Nicholas Throgmorton, is said to have died in this mansion, not without strong suspicions of having been poisoned ;* and here also Frederick, Count Palatine of the Rhine, was lodged during his visit to England, previous to his marriage with Elizabeth, the charming daughter of James the First. The greater portion of Essex House was pulled down at the close of the seventeenth century, shortly after which the present Essex Street and Devereux Court were erected on its site. The steps leading to the Thames, which the great favourite of Elizabeth descended, when on his way to the dungeon and the block, still retain their original name of Essex Stairs.
*See, however, Camden's "Annals of the Reign of Elizabeth," where it is affirmed that he died, "while feeding heartily at supper upon a salad," at the table of Sir William Cecil.-Kennet's Complete History," vol. ii. p. 430.
LORD PROTECTOR SOMERSET.-MATERIALS USED BY HIM TO BUILD THE HOUSE.-HENRY LORD HUNSDON AND QUEEN ELIZABETH.— SOMERSET HOUSE SET APART FOR THE QUEENS OF CHARLES THE FIRST AND SECOND, AND OF JAMES THE SECOND.THEIR MODE OF LIFE THERE.-SOMERSET STAIRS.-CAUSES OF THE DEMOLITION OF THE OLD BUILDING.-CURIOSITIES DISCOVERED AT ITS DEMOLITION.-BUILDER OF THE PRESENT SOMERSET HOUSE.-EXPENSE OF BUILDING.

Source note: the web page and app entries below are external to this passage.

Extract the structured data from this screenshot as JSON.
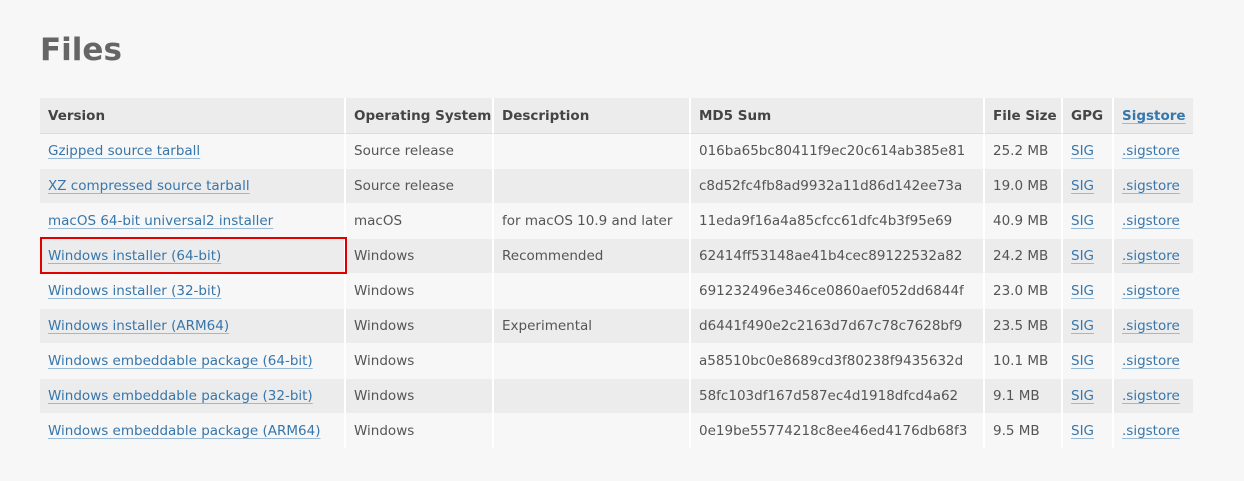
{
  "page": {
    "title": "Files"
  },
  "table": {
    "headers": {
      "version": "Version",
      "os": "Operating System",
      "description": "Description",
      "md5": "MD5 Sum",
      "size": "File Size",
      "gpg": "GPG",
      "sigstore": "Sigstore"
    },
    "rows": [
      {
        "version": "Gzipped source tarball",
        "os": "Source release",
        "description": "",
        "md5": "016ba65bc80411f9ec20c614ab385e81",
        "size": "25.2 MB",
        "gpg": "SIG",
        "sigstore": ".sigstore"
      },
      {
        "version": "XZ compressed source tarball",
        "os": "Source release",
        "description": "",
        "md5": "c8d52fc4fb8ad9932a11d86d142ee73a",
        "size": "19.0 MB",
        "gpg": "SIG",
        "sigstore": ".sigstore"
      },
      {
        "version": "macOS 64-bit universal2 installer",
        "os": "macOS",
        "description": "for macOS 10.9 and later",
        "md5": "11eda9f16a4a85cfcc61dfc4b3f95e69",
        "size": "40.9 MB",
        "gpg": "SIG",
        "sigstore": ".sigstore"
      },
      {
        "version": "Windows installer (64-bit)",
        "os": "Windows",
        "description": "Recommended",
        "md5": "62414ff53148ae41b4cec89122532a82",
        "size": "24.2 MB",
        "gpg": "SIG",
        "sigstore": ".sigstore"
      },
      {
        "version": "Windows installer (32-bit)",
        "os": "Windows",
        "description": "",
        "md5": "691232496e346ce0860aef052dd6844f",
        "size": "23.0 MB",
        "gpg": "SIG",
        "sigstore": ".sigstore"
      },
      {
        "version": "Windows installer (ARM64)",
        "os": "Windows",
        "description": "Experimental",
        "md5": "d6441f490e2c2163d7d67c78c7628bf9",
        "size": "23.5 MB",
        "gpg": "SIG",
        "sigstore": ".sigstore"
      },
      {
        "version": "Windows embeddable package (64-bit)",
        "os": "Windows",
        "description": "",
        "md5": "a58510bc0e8689cd3f80238f9435632d",
        "size": "10.1 MB",
        "gpg": "SIG",
        "sigstore": ".sigstore"
      },
      {
        "version": "Windows embeddable package (32-bit)",
        "os": "Windows",
        "description": "",
        "md5": "58fc103df167d587ec4d1918dfcd4a62",
        "size": "9.1 MB",
        "gpg": "SIG",
        "sigstore": ".sigstore"
      },
      {
        "version": "Windows embeddable package (ARM64)",
        "os": "Windows",
        "description": "",
        "md5": "0e19be55774218c8ee46ed4176db68f3",
        "size": "9.5 MB",
        "gpg": "SIG",
        "sigstore": ".sigstore"
      }
    ]
  },
  "colors": {
    "link": "#3776ab",
    "highlight": "#e00000",
    "header_bg": "#ececec",
    "page_bg": "#f7f7f7"
  }
}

ON the site of the present Somerset House, in the Strand, stood Somerset Place and its princely gardens, the residence of the great Protector, Duke of Somerset. To the marriage of his sister with Henry the Eighth, this celebrated man was indebted for his magnificent fortunes. Within little more than ten years, he rose from being plain Edward Seymour to be Duke of Somerset and Lord Protector of England,—to be the brother-in-law of one monarch, and the uncle of another. In 1536, on the occasion of his sister's marriage, he was created Viscount Beauchamp, and the following year, Earl of Hertford. Four years afterwards he received the Order of the Garter, and was appointed Lord Chamberlain for life; and shortly after the accession of his nephew, Edward the Sixth, was advanced to the Dukedom of Somerset, and appointed

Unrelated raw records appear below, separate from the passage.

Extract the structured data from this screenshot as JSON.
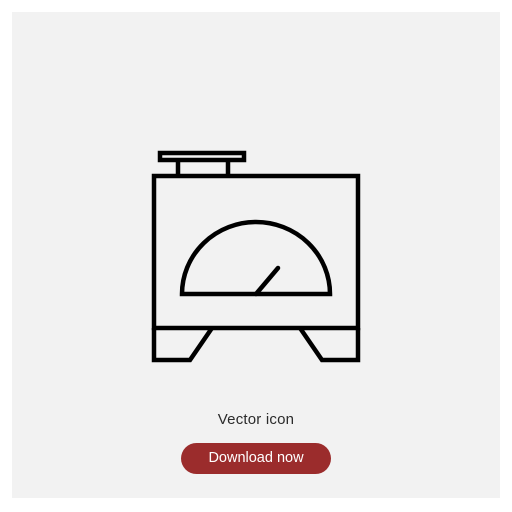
{
  "icon": {
    "name": "meter-gauge-icon",
    "stroke_color": "#000000"
  },
  "caption": "Vector icon",
  "download_button": {
    "label": "Download now",
    "color": "#9b2c2c"
  },
  "background_color": "#f2f2f2"
}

Governor of the young King, Lord Treasurer, Earl Marshal, and Protector of the realm. These latter honours and appointments were conferred upon him between the 1st and 17th of February 1547.
It was natural that a man, whose taste for show and magnificence was at least equal to his splendid fortunes, should be desirous of acquiring a residence suitable to his exalted station. It has been supposed that he was already in possession of some land on the site of his projected palace. In addition thereto, the recent dissolution of the great ecclesiastical establishments, and his own powerful influence in the state, enabled him, by unscrupulously plundering the fallen church, to secure for himself not only large grants of land, but also the necessary materials for erecting and beautifying his projected palace. In order to save the vast expense of hewing quarries, and conveying stone from a long distance, the tower and part of the church of St. John of Jerusalem were blown up, as were also the charnelhouse, and the north cloister of St. Paul's Cathedral, -the remains of the dead, which were by this means sacrilegiously disturbed, being removed to Finsbury Fields. The church and churchyard also of St. Mary-le-Strand,-the episcopal residences of the Bishops of Worcester, Llandaff, and Chester in the Strand, were also razed to the ground, in order to enable the Protector to carry his designs into effect.
The architecture of the Protector's palace was a mixed Gothic and Grecian, a style which had been introduced into England in the reign of Henry